*Prompt:*
Take each line of the data that contains the string "settings" and copy it.

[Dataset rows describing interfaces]
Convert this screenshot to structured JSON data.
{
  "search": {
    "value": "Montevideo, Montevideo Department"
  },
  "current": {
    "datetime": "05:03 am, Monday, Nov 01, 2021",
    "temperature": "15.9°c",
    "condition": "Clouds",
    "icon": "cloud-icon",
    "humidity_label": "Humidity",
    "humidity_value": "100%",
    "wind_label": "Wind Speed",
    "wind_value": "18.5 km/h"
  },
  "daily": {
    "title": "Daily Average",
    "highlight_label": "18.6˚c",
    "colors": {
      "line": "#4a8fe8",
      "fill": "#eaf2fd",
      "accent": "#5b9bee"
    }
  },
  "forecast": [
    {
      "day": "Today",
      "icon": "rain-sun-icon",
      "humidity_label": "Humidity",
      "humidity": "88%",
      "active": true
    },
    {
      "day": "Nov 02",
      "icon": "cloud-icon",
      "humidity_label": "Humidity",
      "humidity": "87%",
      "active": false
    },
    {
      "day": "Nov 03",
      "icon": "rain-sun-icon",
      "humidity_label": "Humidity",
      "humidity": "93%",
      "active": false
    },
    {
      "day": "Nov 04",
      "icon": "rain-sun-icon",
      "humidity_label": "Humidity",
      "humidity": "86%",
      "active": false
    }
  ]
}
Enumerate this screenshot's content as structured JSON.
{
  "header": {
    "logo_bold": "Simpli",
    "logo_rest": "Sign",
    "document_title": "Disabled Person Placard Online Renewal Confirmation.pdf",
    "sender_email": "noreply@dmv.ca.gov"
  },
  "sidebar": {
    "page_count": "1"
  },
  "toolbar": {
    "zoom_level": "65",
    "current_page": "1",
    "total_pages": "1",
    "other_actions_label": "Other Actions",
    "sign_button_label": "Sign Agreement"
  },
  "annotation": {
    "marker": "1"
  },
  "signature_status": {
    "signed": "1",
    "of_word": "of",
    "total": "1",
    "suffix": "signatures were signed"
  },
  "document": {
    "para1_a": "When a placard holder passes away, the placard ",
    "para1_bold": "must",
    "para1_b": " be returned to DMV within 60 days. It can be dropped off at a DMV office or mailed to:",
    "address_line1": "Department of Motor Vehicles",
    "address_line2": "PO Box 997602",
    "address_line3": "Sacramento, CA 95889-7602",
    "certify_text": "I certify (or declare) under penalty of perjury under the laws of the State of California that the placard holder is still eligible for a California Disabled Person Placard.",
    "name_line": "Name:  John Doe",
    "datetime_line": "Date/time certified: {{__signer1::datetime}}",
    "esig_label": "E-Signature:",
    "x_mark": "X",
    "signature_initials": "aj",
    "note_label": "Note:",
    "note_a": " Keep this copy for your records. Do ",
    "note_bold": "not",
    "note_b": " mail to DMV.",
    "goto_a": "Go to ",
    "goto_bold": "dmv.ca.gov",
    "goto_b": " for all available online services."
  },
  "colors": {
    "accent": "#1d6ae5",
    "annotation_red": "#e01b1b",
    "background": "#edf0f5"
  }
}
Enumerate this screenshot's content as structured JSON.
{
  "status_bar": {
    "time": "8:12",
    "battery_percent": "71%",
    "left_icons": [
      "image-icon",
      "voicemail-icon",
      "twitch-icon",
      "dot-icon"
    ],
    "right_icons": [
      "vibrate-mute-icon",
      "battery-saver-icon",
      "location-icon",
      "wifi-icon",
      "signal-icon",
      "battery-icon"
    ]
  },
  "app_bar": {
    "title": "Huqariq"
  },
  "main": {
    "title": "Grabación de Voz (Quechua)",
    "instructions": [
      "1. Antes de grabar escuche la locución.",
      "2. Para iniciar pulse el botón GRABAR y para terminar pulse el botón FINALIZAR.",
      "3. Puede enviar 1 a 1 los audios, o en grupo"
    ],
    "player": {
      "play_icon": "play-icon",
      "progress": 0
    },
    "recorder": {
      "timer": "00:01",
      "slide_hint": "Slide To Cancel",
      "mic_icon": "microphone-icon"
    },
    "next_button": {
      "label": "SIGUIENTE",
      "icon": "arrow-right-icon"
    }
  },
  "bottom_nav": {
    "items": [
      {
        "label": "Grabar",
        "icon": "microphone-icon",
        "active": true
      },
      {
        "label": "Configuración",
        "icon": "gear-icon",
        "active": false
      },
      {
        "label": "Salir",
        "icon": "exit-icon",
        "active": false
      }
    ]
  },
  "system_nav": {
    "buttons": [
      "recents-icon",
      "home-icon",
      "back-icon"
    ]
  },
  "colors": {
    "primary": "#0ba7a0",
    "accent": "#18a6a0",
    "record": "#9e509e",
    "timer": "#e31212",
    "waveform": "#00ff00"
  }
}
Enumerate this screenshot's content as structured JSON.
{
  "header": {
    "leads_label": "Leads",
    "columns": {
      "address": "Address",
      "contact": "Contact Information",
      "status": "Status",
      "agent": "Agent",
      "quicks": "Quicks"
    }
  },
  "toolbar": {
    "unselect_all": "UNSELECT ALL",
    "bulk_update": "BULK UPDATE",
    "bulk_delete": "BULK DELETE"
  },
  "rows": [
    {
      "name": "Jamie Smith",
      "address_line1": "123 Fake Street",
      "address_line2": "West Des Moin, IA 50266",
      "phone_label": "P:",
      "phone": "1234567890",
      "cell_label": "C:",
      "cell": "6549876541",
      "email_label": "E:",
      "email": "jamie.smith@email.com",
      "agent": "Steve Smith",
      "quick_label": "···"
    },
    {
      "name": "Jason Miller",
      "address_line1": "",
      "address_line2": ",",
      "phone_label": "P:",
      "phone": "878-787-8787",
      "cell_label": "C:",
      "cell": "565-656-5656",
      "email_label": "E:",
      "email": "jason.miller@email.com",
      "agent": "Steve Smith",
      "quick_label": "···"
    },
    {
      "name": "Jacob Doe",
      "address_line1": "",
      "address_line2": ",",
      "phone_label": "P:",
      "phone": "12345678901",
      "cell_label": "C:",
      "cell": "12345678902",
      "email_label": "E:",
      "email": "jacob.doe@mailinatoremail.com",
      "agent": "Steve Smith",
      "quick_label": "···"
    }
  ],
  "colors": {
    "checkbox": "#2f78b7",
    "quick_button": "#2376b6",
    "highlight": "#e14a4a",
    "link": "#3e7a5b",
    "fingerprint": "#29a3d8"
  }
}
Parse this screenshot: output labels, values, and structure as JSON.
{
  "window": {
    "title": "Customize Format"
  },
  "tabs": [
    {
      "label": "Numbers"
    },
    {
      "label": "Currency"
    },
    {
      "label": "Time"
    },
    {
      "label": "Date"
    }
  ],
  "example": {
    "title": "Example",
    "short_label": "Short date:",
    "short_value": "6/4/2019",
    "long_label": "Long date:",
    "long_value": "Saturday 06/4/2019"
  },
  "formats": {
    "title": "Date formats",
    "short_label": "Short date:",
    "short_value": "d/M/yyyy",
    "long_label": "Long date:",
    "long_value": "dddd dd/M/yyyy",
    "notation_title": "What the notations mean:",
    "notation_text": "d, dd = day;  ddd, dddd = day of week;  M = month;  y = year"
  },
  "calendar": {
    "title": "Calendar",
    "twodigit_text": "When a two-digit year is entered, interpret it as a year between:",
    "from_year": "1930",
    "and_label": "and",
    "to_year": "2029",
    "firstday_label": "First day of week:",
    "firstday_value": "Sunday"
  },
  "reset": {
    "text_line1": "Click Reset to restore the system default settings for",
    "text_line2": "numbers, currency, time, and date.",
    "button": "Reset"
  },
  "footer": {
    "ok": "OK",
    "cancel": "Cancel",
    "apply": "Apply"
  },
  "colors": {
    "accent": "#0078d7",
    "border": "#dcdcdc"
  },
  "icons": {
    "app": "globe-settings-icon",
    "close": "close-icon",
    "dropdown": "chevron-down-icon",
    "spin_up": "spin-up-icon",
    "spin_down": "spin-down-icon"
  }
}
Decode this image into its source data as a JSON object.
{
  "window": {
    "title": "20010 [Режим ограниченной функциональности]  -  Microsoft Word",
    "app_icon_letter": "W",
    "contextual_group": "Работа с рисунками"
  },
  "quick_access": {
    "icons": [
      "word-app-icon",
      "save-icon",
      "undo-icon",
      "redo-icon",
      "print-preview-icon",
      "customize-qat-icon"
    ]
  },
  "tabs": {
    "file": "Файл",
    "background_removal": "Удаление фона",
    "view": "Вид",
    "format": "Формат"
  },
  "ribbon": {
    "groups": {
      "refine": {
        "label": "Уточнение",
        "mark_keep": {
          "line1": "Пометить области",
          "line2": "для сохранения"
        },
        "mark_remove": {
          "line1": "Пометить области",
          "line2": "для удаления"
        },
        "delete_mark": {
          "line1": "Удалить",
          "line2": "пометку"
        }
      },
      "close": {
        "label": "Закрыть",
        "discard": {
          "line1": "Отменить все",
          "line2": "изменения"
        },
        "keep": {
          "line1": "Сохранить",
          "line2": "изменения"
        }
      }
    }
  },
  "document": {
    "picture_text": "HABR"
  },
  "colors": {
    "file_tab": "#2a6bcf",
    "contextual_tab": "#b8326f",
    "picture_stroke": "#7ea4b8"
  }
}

*Answer to this problem:*
    "text_line1": "Click Reset to restore the system default settings for",
    "app": "globe-settings-icon",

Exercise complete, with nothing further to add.